If you’ve been in the market for a carbon fiber composite bike frame anytime recently, then you’ve most likely discovered the fast growing trend of Chinese carbon. Also referred to as a “chiner”, a bike built with carbon bike components purchased direct from manufacturers in China can offer a lot of bang for the buck, and be a great choice for those looking to have a top of the line mountain or road bike, but aren’t too fond of the idea of spending as much on a bicycle as many spend on a car.
One of the main benefits of building a Chinese carbon bike, is that if your a savvy shopper, you can piece together a killer carbon bike while saving a significant 30%-60% off of what you would have spent on a comparably equipped bike found at your local bike shop. Now, we’re not here to bash the bike shops. Many times, having a solid relationship with your lbs can greatly improve your overall riding experience. Which is ultimately, all the counts. Having a properly tuned and built bike is arguably more important than having the latest, greatest, and lightest ride around. ( a sub 23 pound all carbon full suspension carbon 29er is awesome though!)
As with anything else, there are always trade-offs, and it’s up to you to decide if building your own chiner is the right decision for you in your quest for the ultimate steed. Available in all of the popular variations such as 29er, 27.5 (650b), fat bike, full suspension, hardtail – You can build exactly the bike you want.

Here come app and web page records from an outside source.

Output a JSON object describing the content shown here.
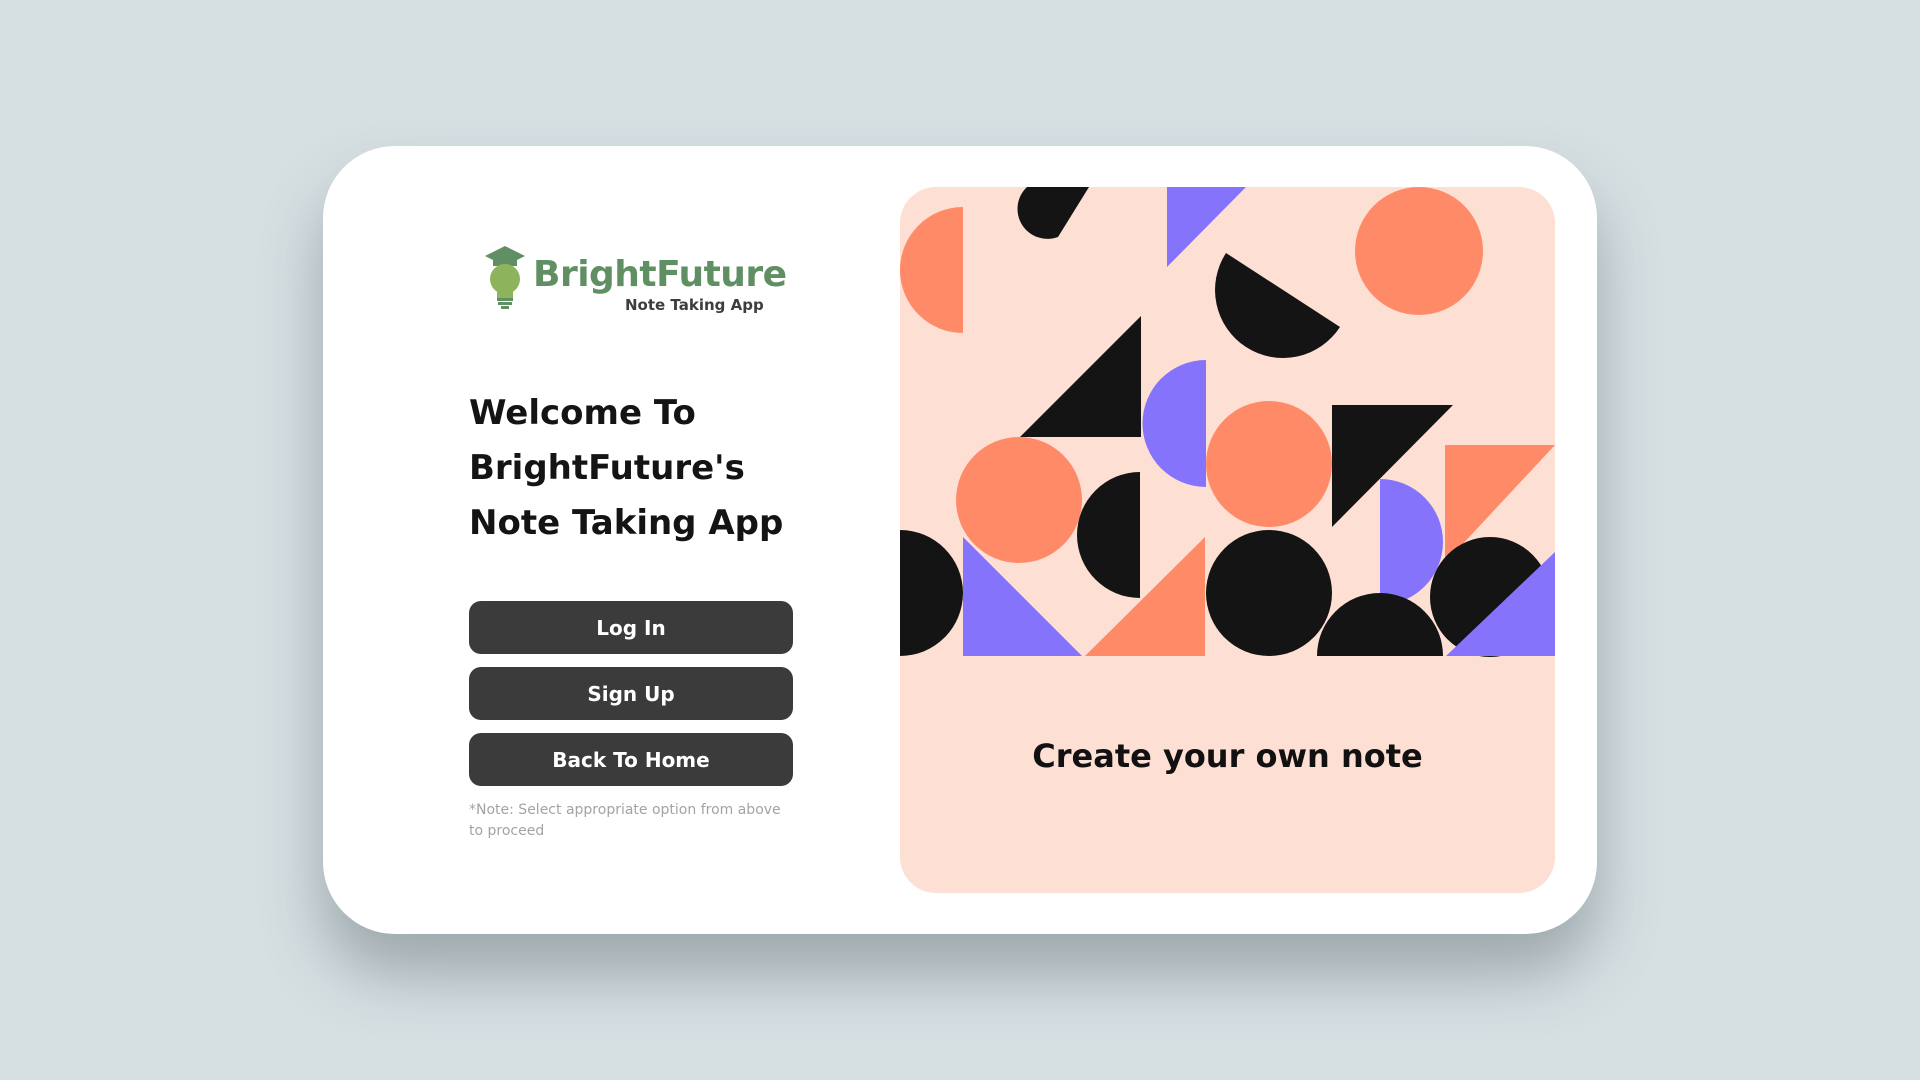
{
  "logo": {
    "name": "BrightFuture",
    "subtitle": "Note Taking App",
    "icon": "graduation-lightbulb-icon",
    "color": "#5f8f63"
  },
  "welcome": {
    "line1": "Welcome To",
    "line2": "BrightFuture's",
    "line3": "Note Taking App"
  },
  "buttons": {
    "login": "Log In",
    "signup": "Sign Up",
    "home": "Back To Home"
  },
  "note": "*Note: Select appropriate option from above to proceed",
  "panel": {
    "tagline": "Create your own note",
    "background": "#fedfd3"
  },
  "colors": {
    "page_background": "#d6dfe2",
    "card": "#ffffff",
    "button": "#3b3b3b",
    "coral": "#ff8a68",
    "purple": "#8574fb",
    "black": "#141414"
  }
}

That said, you’ll find that building a bike yourself is actually pretty simple. Not only that, understanding your bike and how to work on it will increase your enjoyment of your hobby hugely. There’s also a bit of pride to be had that you built it up yourself. Some of the downsides are you can’t ride it before buying. Communication with the sellers can be frustrating occasionally. There are of course sellers with great reputations for communication and general customer service – You just have to do some research first. And you’ll need a tool kit than you can pick-up for about fifty bucks, but really that’s something you need to have anyway if you plan on doing a decent amount of riding.
Of course, the most important benefit by far is the savings in cost. If cost wasn’t the biggest issue of course we’d all be on the latest Niner, Giant, or Specialized. Fortunately, it’s possible to get the performance of those bikes without the big cost. Many of these name brand frames come from the very factories that make the generic Chinese frames and components. Buying direct from the manufacturer via the internet, is the obvious route to take in order to avoid paying the mark-up in price that a middle man has no choice but to add on. Can’t blame them for trying to make money, and can’t blame the consumer for trying to save money. Tis the market at play.
Here’s a good video of someone showcasing a build using the “057” frame.
As we discuss some of the various frames, rims, and other carbon components available direct from China, you’ll quickly notice that the frames and rims are given numeric names such as the “256” or “036”. The important thing to note is that when you are looking at these components on the sellers websites or doing research on them in the forums, that along with the numeric name each seller will affix their companies initials to the name. So it would then become the “CS-256” with the “CS” standing for Carbon Speed who is a seller of the frame, and the “256” being the actual model of the frame.
Regardless of the initials that are attached, the numeric name is what dictates the frame model. We get lots of emails from people asking this question so just remember that the “256” is the same frame model no matter what letters are attached to the beginning of it.
All things considered, if your’re looking at buying a mid to high end carbon bike, it’s definitely recommended to consider building your own Chinese carbon bike. Hopefully, this website can provide you with some information that will help you decide. It’d also be a good idea to check out the forum dedicated to Chinese carbon bike components and builds. Just click the image in the sidebar to take you straight to “Chinertown.com”.